What do you need from your chief transformation officer?
It’s a question that often gets asked. Our belief is leading a business and transforming a business are two very different skill sets. With ever increasing corporate turbulence, it’s likely we will witness a rise in the number of chief transformation officer roles and business transformation opportunities.
When organisations are about to embark on a transformation (transformation in this context defined as an organisation-wide performance improvement and organisational health effort to improve critical business drivers e.g. top line growth, capital productivity and operational effectiveness) have a few options for designing and delivering the transformation and finding a themselves a chief transformation officer (CTO):
Bring in a management consulting firm.
Bring in a networked firm (consultancies but with lose affiliations of people).
Hire independent consultants and/or interim executives.
Do it themselves, potentially moving people into temporary transformation roles.
When you are thinking about the chief transformation officer role you need someone who orchestrates a number of different disciplines and who is an agitator and partner to the CEO. They have to be at the table with enough gravitas and clout to carry weight with the executive and the board. You also need someone who has done it before, but builds learning into the programme, so the organisation and individuals build a competence in transformation. Effective CTOs inspire employees and act as role models for the sort of behaviour needed to encourage and embed change.
The hiring of the right chief transformation officer (CTO) will no doubt significantly improve the chances of a successful transformation. Good CTOs drive the organisation forward and hold accountable those responsible for the many daily actions and initiatives that underlie a typical program.

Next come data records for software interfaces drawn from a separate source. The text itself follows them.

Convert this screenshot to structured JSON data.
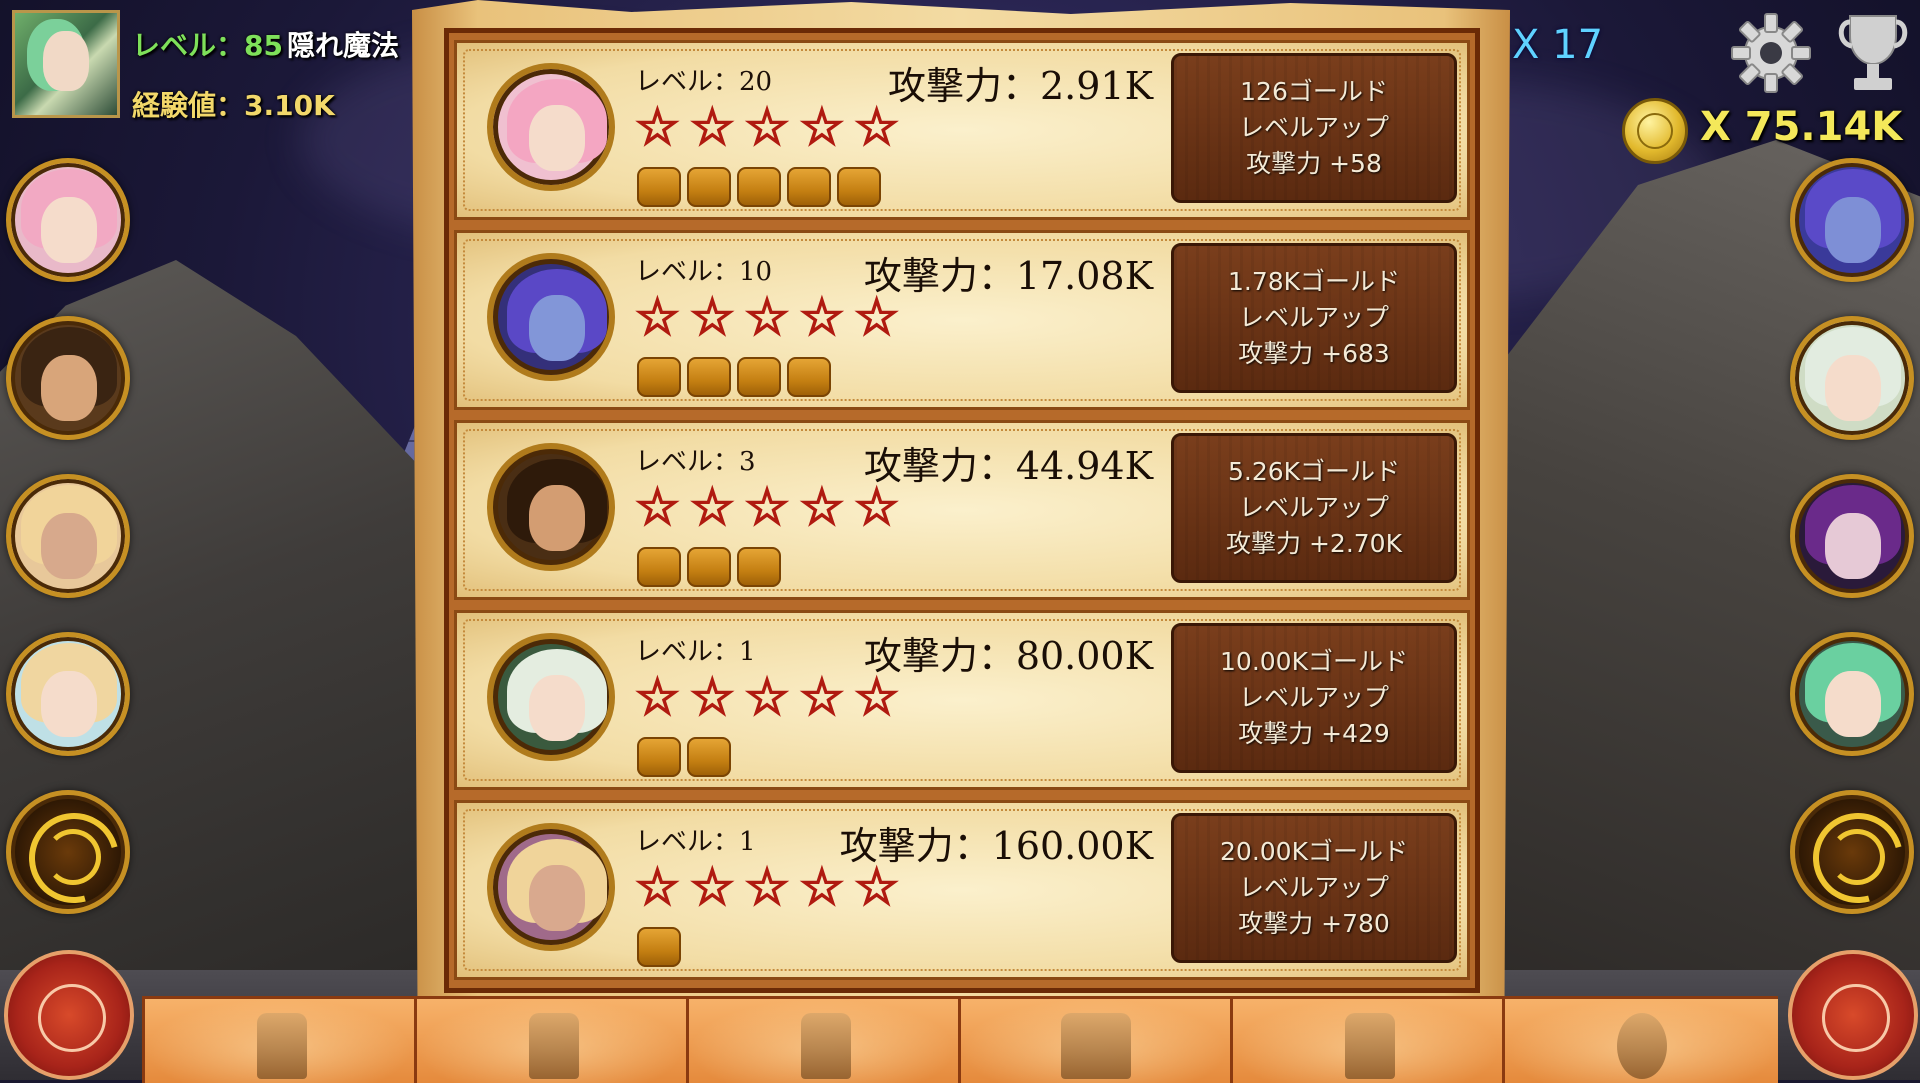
{
  "hud": {
    "level_label": "レベル：",
    "level_value": "85",
    "title": "隠れ魔法",
    "exp_label": "経験値：",
    "exp_value": "3.10K",
    "gem_count": "X 17",
    "gold_count": "X 75.14K"
  },
  "colors": {
    "gem_text": "#5fd2ff",
    "gold_text": "#f4e85a",
    "level_text": "#7ee05a",
    "star_outline": "#b01a10"
  },
  "icons": [
    "settings-gear-icon",
    "trophy-icon",
    "gold-coin-icon",
    "compass-icon"
  ],
  "rows": [
    {
      "level": "レベル：20",
      "attack": "攻撃力：2.91K",
      "stars": "☆☆☆☆☆",
      "pips": 5,
      "cost": "126ゴールド",
      "action": "レベルアップ",
      "bonus": "攻撃力 +58"
    },
    {
      "level": "レベル：10",
      "attack": "攻撃力：17.08K",
      "stars": "☆☆☆☆☆",
      "pips": 4,
      "cost": "1.78Kゴールド",
      "action": "レベルアップ",
      "bonus": "攻撃力 +683"
    },
    {
      "level": "レベル：3",
      "attack": "攻撃力：44.94K",
      "stars": "☆☆☆☆☆",
      "pips": 3,
      "cost": "5.26Kゴールド",
      "action": "レベルアップ",
      "bonus": "攻撃力 +2.70K"
    },
    {
      "level": "レベル：1",
      "attack": "攻撃力：80.00K",
      "stars": "☆☆☆☆☆",
      "pips": 2,
      "cost": "10.00Kゴールド",
      "action": "レベルアップ",
      "bonus": "攻撃力 +429"
    },
    {
      "level": "レベル：1",
      "attack": "攻撃力：160.00K",
      "stars": "☆☆☆☆☆",
      "pips": 1,
      "cost": "20.00Kゴールド",
      "action": "レベルアップ",
      "bonus": "攻撃力 +780"
    }
  ],
  "tabs": [
    "heroine-tab",
    "fairy-tab",
    "potion-tab",
    "chest-tab",
    "bag-tab",
    "gem-tab"
  ]
}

At the heart of the CTO’s role is an ability to strike the right balance between carrot and stick, between short-term improvement and long-term value, and between making sure line managers themselves take responsibility for change and personally ensuring they deliver results quickly and with suitably high ambition. Such judgment is also important when it comes to deploying the often limited resources at their disposal to the different priorities of a transformation.
CTOs should be relatively independent, have experience of leading several transformations, and have support from the board, the CEO and executive. Their mandate, responsibility for ensuring that the full bottom-line target gets delivered, must be clearly defined at the outset. They need to be fully integrated into the executive team and their compensation or fees must be linked to performance, with a significant incentive for over delivery. For consultancies, this would be a risk/reward type contract. Ideally the CTO is an extension of the CEO or even the board, and as such, be able to hold the top managers accountable.
The CTO is a high-level orchestrator of a complex process that involves large numbers of discrete initiatives. Responsibility for making the day-to-day decisions and implementing those initiatives lies with line managers, but the CTO’s job is to make sure the job is done. This is not always easy as they must have multiple capabilities.
Thinking across the transformation journey — in the independent diligence phase you need strong strategy and financial analysis to perform the due diligence. As you move into bottom-up planning you additionally need strong business case formation skills. In portfolio reconciliation you need portfolio planning (take the business from the 100 things we could be working on to the 10 that we are going to focus on), alongside strong organisational diagnostic skills e.g. capacity and capability. In addition, you need experience in setting up a transformation office, establishing a team and putting in place the required cadences to create the right operating tempo across the business.
Getting buy-in to the transformation draws on storytelling, narrative building and big idea creation. When the execution starts skills in agile delivery, performance improvement, programme and change management become important. Change management often means drawing on organisational psychology, behavioural economics and communication and engagement specialists. Putting in place the infrastructure, whether that’s processes, technology or tools, requires an understanding of process design and the use of a platform and apps. Last of all are the benefit tracking, financial planning and analysis skills required to plumb the transformation outcomes into financial planning.
To this end, it’s important that CTOs have a strong cross-functional background (as opposed to having expertise in one area) and have seen a variety of different business situations and challenges during their career. Only with this experience will they know when to encourage and when to go in hard.
The CTO is also the face of the transformation, sets the tone, spurs enthusiasm and challenges current wisdom. Their objective is to make the organisation fitter so as to sustain the effort over the long term with the majority of time devoted to helping define and contribute meaningfully to the value creation agenda.
Great CTOs are strong at balancing facts and independent analysis with intuition and are adept at pattern recognition of what works and what doesn’t. They are not only good problem solvers and business leaders, they have a high level of emotional intelligence and strong interpersonal skills. They ignite passion and leverage the efforts of a range of individual talents. They recognise and reward outperformance.
Being a skilled CTO certainly requires significant development — think of the 10,000 hours Malcolm Gladwell popularised in his book Outliers.
Based in London and with over 24 years’ global experience, Karen Thomas-Bland is often cited as one of the top business transformation consultants and coaches in the world. She is a trusted advisor to boards, executive teams and investors, creating sustainable, long-term value for FTSE/Fortune businesses and PE funds. She writes for many publications including The Times, FT, Association of MBAs and Management Today.